As far as exams are concerned, this is the real thing! Good news is you probably won't need it. Bad news is that as long as you need it you have to be serious about it! It is an almost three-hour long paper-based test, offered three times per year, in October, November and April. It has the following eight areas: Biology, Cell and Molecular Biology Biology Chemistry Computer Science Literature in English Mathematics Physics Psychology It is supposed to test the basic knowledge acquired in a certain area, during one's undergraduate education. There are subjects, such as Physics, where the GRE Subject is required by almost all Physics Departments in the States. Computer Science GRE on the other hand ranges from being required to being ignored. So be sure to read the relevant part of each university's web-site about whether or not you have to take it. If you decide to take it, STUDY!!!
Finally let's see a few things that can make your application stand out. Good grades and graduation on-time are an asset. Good recommendation letters are of paramount importance, especially when aiming at highly competitive universities. Any research or work experience that you may have (whether or not it is in the field you're applying for) shows them that you're not just a bookworm, as does any proven ability to collaborate and communicate effectively as part of a team. In general, show them that you care about your education!

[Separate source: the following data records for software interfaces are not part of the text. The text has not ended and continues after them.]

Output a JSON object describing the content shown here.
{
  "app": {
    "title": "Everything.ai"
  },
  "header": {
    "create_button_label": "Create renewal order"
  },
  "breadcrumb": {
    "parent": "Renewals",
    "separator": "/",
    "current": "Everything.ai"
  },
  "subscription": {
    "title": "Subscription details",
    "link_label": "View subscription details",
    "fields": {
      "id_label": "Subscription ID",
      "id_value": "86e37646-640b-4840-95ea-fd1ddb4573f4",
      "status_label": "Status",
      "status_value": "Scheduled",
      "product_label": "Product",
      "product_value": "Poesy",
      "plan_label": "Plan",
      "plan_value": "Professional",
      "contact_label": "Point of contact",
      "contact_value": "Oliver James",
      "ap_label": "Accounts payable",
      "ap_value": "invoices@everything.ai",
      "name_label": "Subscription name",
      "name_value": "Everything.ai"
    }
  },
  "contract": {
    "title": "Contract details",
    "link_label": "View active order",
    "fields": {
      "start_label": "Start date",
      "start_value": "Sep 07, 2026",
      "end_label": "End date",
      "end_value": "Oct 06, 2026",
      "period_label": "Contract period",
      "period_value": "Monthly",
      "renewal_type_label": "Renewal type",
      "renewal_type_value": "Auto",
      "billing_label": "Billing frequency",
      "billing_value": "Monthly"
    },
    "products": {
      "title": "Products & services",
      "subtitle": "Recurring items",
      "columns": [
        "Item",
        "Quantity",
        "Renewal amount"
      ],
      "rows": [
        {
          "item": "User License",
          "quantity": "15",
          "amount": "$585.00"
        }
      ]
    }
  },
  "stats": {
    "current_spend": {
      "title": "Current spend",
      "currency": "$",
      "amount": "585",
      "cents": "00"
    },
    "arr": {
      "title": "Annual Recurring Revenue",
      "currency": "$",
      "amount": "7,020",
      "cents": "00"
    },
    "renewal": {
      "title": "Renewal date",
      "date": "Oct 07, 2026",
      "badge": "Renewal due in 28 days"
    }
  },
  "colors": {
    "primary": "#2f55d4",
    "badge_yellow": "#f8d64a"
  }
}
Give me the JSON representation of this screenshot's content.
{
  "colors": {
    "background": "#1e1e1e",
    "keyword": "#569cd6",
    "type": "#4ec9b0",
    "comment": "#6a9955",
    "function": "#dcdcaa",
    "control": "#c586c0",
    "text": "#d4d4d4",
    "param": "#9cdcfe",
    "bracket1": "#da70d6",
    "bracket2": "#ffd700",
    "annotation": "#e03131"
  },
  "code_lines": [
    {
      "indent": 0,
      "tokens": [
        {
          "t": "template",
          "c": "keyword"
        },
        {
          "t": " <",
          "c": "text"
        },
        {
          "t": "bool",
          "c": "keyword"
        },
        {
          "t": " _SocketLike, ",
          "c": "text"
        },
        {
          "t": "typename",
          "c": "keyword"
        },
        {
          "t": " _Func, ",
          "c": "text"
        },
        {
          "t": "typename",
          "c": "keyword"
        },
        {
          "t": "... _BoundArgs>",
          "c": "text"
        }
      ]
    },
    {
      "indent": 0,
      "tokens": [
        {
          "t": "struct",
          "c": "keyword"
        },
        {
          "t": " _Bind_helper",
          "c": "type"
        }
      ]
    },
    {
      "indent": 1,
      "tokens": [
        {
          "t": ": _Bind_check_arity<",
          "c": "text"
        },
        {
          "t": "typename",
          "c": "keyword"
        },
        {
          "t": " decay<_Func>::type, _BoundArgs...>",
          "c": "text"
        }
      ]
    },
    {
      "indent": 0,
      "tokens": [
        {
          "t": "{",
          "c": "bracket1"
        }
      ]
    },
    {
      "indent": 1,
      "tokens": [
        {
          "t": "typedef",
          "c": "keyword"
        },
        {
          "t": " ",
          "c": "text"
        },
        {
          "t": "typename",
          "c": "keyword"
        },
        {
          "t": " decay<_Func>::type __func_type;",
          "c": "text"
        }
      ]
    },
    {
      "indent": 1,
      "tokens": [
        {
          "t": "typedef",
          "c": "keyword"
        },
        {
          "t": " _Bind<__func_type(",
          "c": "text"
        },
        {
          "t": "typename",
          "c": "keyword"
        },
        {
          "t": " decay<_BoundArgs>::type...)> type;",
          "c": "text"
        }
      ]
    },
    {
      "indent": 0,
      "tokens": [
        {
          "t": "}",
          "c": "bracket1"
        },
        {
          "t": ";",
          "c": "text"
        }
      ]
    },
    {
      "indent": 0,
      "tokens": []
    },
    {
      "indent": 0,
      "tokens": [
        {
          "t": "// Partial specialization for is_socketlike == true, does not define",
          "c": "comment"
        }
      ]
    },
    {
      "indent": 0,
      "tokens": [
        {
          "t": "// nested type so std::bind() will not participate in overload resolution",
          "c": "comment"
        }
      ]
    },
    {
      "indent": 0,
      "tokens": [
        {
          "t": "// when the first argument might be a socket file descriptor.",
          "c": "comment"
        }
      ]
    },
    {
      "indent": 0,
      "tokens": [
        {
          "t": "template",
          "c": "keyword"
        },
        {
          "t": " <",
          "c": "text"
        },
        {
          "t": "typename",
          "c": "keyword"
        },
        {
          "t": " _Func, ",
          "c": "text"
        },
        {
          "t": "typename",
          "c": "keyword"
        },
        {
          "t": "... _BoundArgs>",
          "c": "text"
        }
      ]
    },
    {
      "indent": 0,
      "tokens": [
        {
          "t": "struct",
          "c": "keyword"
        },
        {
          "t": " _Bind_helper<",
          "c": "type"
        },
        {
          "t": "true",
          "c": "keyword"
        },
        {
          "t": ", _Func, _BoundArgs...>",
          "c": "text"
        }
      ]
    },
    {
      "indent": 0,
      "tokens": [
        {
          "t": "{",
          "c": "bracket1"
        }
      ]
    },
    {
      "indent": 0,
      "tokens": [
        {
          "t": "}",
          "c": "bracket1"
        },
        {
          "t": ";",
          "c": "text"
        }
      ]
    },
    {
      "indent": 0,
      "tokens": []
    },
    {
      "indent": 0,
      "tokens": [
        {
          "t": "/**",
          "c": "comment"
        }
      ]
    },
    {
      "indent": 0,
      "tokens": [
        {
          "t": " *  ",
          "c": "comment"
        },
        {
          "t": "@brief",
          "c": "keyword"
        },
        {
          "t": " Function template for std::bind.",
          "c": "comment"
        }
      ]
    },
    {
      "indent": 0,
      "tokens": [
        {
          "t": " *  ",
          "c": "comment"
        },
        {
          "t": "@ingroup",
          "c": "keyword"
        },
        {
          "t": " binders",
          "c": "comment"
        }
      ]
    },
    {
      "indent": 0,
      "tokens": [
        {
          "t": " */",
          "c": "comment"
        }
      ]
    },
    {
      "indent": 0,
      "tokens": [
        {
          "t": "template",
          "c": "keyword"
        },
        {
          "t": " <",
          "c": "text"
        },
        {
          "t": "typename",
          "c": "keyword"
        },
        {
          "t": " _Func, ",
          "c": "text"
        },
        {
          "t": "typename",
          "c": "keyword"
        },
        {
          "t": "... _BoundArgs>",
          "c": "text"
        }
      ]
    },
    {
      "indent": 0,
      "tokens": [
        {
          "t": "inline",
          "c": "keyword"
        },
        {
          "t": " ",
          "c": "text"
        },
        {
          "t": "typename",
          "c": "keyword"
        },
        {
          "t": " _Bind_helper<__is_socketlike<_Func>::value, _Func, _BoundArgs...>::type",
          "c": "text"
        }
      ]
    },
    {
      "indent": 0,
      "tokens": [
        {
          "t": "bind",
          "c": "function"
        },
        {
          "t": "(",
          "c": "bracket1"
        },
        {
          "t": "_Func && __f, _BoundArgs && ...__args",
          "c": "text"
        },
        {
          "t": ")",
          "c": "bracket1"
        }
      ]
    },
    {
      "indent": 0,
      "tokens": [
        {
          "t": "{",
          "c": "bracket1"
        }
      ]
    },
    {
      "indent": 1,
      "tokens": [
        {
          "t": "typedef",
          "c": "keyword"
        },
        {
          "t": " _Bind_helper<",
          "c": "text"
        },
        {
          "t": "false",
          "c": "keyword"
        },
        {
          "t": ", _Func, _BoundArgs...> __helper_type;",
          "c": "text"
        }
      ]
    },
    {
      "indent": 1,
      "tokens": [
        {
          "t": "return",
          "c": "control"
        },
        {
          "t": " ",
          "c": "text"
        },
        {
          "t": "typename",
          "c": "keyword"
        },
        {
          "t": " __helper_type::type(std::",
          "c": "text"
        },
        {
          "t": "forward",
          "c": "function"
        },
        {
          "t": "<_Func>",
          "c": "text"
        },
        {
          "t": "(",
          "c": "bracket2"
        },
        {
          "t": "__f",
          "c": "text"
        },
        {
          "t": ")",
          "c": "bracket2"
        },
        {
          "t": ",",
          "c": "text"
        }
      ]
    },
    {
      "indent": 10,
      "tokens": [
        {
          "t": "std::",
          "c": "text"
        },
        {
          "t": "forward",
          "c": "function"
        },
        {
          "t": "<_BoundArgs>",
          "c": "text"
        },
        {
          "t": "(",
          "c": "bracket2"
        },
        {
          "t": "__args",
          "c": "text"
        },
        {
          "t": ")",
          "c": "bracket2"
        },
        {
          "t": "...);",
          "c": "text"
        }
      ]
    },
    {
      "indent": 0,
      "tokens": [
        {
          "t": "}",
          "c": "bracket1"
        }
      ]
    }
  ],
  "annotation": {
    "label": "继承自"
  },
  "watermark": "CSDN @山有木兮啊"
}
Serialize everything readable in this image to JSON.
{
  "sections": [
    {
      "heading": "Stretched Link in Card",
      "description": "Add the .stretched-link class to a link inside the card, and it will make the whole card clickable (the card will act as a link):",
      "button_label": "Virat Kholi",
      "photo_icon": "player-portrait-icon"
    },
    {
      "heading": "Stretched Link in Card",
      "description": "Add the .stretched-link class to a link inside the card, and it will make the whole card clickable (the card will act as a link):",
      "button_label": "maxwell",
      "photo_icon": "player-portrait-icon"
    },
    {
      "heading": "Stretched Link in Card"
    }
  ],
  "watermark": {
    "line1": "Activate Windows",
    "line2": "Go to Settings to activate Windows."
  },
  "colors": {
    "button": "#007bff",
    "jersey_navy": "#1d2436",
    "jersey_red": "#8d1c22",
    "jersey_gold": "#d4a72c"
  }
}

This part of the web-site was made in the aftermath of a Q&A session held at the National Technical University of Athens in December 2009. There about one hundred students listened to our presentations about studying abroad. This session was our way to give back to the greek academic community, our way to re-connect with it. The Fulbright foundation supported this idea and Mr. Tourides came and gave a presentation. Some slides from this event can be found here (for our presentation) and here (for Mr. Tourides' presentation). We plan to continue, improve and extend these sessions and collaborate with other Hellenic Associations in the US for that purpose. This means that we'll be coming soon to a University auditorium near you!
Until then don't forget that we include a forum in our web-site, as a place for students to interact with each other, ask questions, try to give and receive help and in general create a live on-line community, before, during and after the application season.
The best of luck to all of you,
Your friendly neighborhood HSA